→ What is needed:
Give the records below again in full, exactly as written, but without any images.

--------

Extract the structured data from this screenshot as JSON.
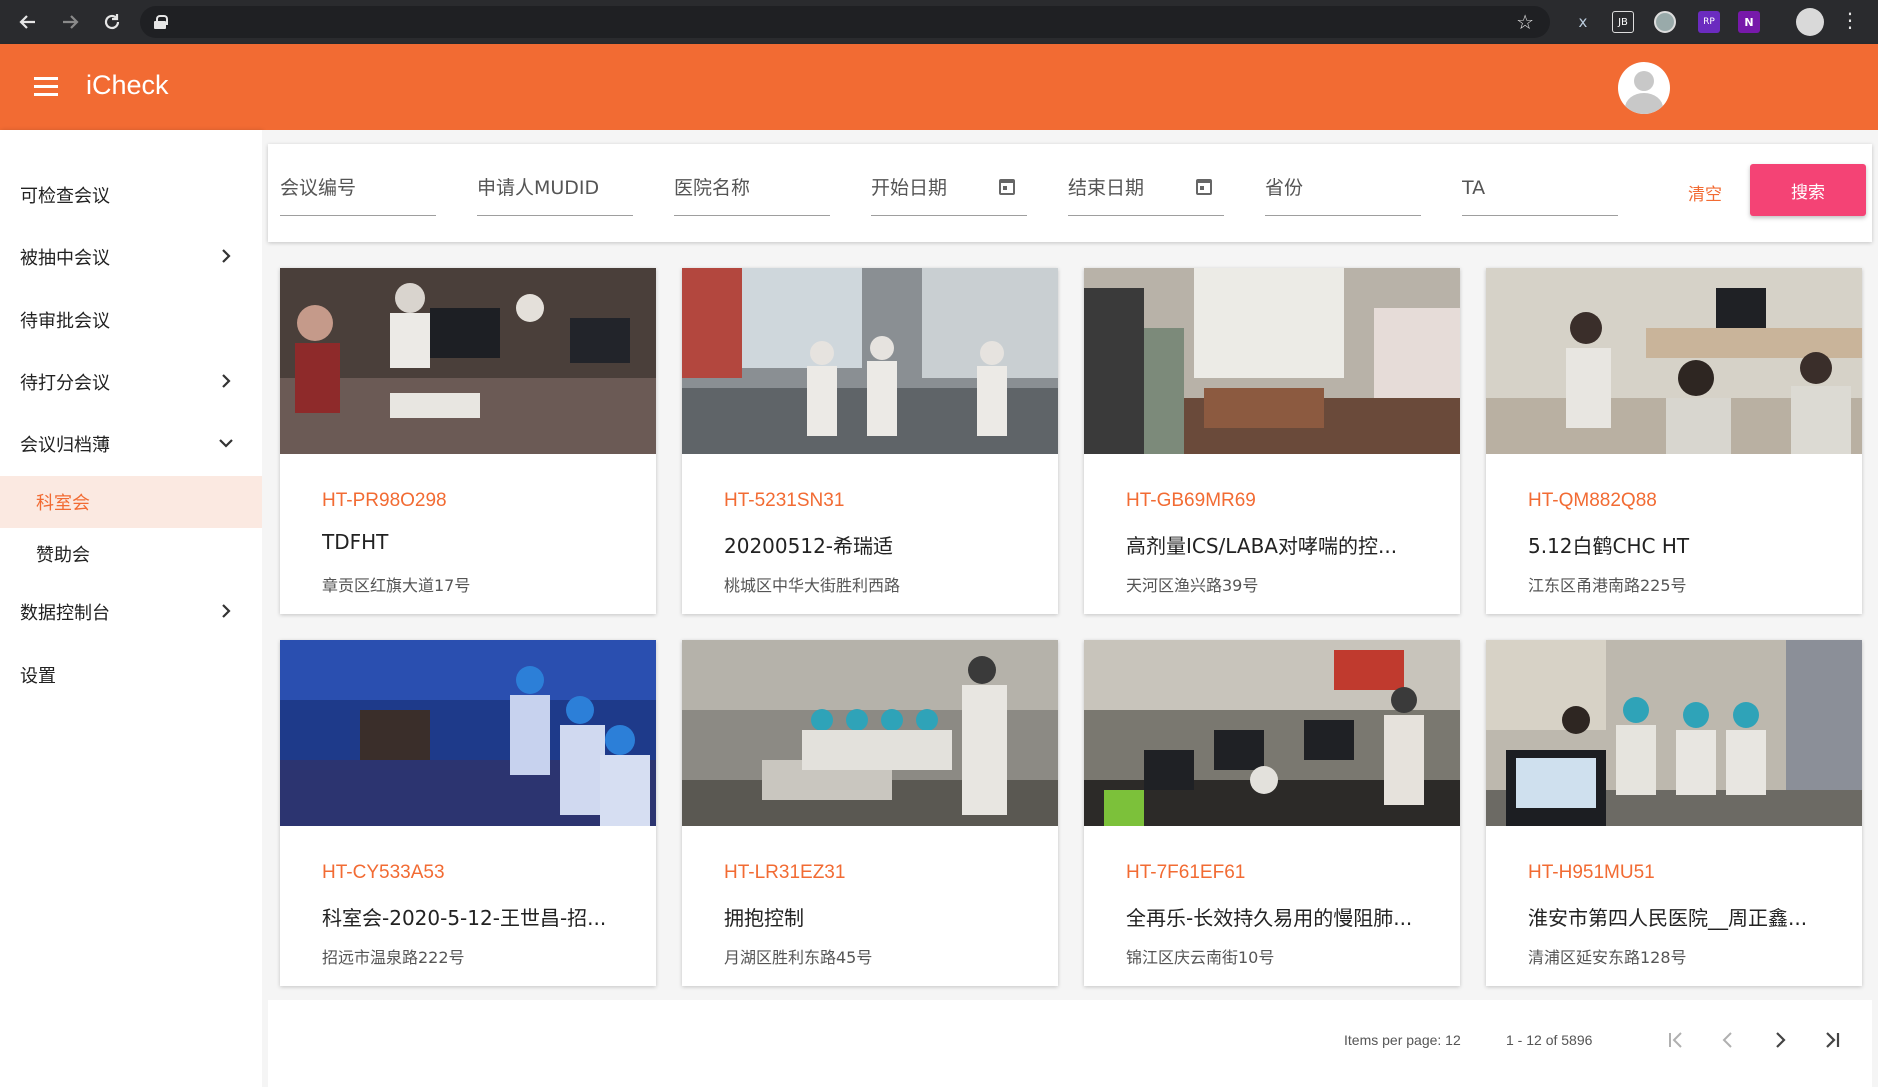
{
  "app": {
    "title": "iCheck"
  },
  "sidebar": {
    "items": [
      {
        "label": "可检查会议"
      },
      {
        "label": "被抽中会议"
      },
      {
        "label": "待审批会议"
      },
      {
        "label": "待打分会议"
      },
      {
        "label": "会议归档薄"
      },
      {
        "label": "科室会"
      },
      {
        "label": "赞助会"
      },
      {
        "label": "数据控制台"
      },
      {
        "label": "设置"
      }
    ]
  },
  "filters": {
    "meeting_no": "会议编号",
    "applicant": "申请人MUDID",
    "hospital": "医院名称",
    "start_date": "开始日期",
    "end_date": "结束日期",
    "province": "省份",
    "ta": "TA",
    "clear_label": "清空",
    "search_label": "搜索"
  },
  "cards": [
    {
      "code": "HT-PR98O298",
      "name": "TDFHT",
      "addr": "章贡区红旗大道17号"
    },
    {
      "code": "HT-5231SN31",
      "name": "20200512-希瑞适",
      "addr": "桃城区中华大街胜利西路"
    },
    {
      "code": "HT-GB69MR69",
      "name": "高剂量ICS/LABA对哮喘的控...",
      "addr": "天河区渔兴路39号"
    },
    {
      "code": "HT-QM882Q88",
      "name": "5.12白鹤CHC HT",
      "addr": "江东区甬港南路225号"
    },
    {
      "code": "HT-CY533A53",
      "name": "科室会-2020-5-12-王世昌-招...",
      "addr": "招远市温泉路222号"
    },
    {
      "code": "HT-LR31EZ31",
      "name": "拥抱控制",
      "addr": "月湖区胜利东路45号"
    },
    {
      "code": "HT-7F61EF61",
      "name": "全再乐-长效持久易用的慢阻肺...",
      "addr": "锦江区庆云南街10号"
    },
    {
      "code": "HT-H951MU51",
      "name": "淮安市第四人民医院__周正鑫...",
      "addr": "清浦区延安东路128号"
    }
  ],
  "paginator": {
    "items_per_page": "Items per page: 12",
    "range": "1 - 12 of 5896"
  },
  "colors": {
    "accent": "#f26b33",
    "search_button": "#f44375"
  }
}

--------

→ Answer space:
Extract the structured data from this screenshot as JSON.
{
  "app": {
    "title": "iCheck"
  },
  "sidebar": {
    "items": [
      {
        "label": "可检查会议"
      },
      {
        "label": "被抽中会议"
      },
      {
        "label": "待审批会议"
      },
      {
        "label": "待打分会议"
      },
      {
        "label": "会议归档薄"
      },
      {
        "label": "科室会"
      },
      {
        "label": "赞助会"
      },
      {
        "label": "数据控制台"
      },
      {
        "label": "设置"
      }
    ]
  },
  "filters": {
    "meeting_no": "会议编号",
    "applicant": "申请人MUDID",
    "hospital": "医院名称",
    "start_date": "开始日期",
    "end_date": "结束日期",
    "province": "省份",
    "ta": "TA",
    "clear_label": "清空",
    "search_label": "搜索"
  },
  "cards": [
    {
      "code": "HT-PR98O298",
      "name": "TDFHT",
      "addr": "章贡区红旗大道17号"
    },
    {
      "code": "HT-5231SN31",
      "name": "20200512-希瑞适",
      "addr": "桃城区中华大街胜利西路"
    },
    {
      "code": "HT-GB69MR69",
      "name": "高剂量ICS/LABA对哮喘的控...",
      "addr": "天河区渔兴路39号"
    },
    {
      "code": "HT-QM882Q88",
      "name": "5.12白鹤CHC HT",
      "addr": "江东区甬港南路225号"
    },
    {
      "code": "HT-CY533A53",
      "name": "科室会-2020-5-12-王世昌-招...",
      "addr": "招远市温泉路222号"
    },
    {
      "code": "HT-LR31EZ31",
      "name": "拥抱控制",
      "addr": "月湖区胜利东路45号"
    },
    {
      "code": "HT-7F61EF61",
      "name": "全再乐-长效持久易用的慢阻肺...",
      "addr": "锦江区庆云南街10号"
    },
    {
      "code": "HT-H951MU51",
      "name": "淮安市第四人民医院__周正鑫...",
      "addr": "清浦区延安东路128号"
    }
  ],
  "paginator": {
    "items_per_page": "Items per page: 12",
    "range": "1 - 12 of 5896"
  },
  "colors": {
    "accent": "#f26b33",
    "search_button": "#f44375"
  }
}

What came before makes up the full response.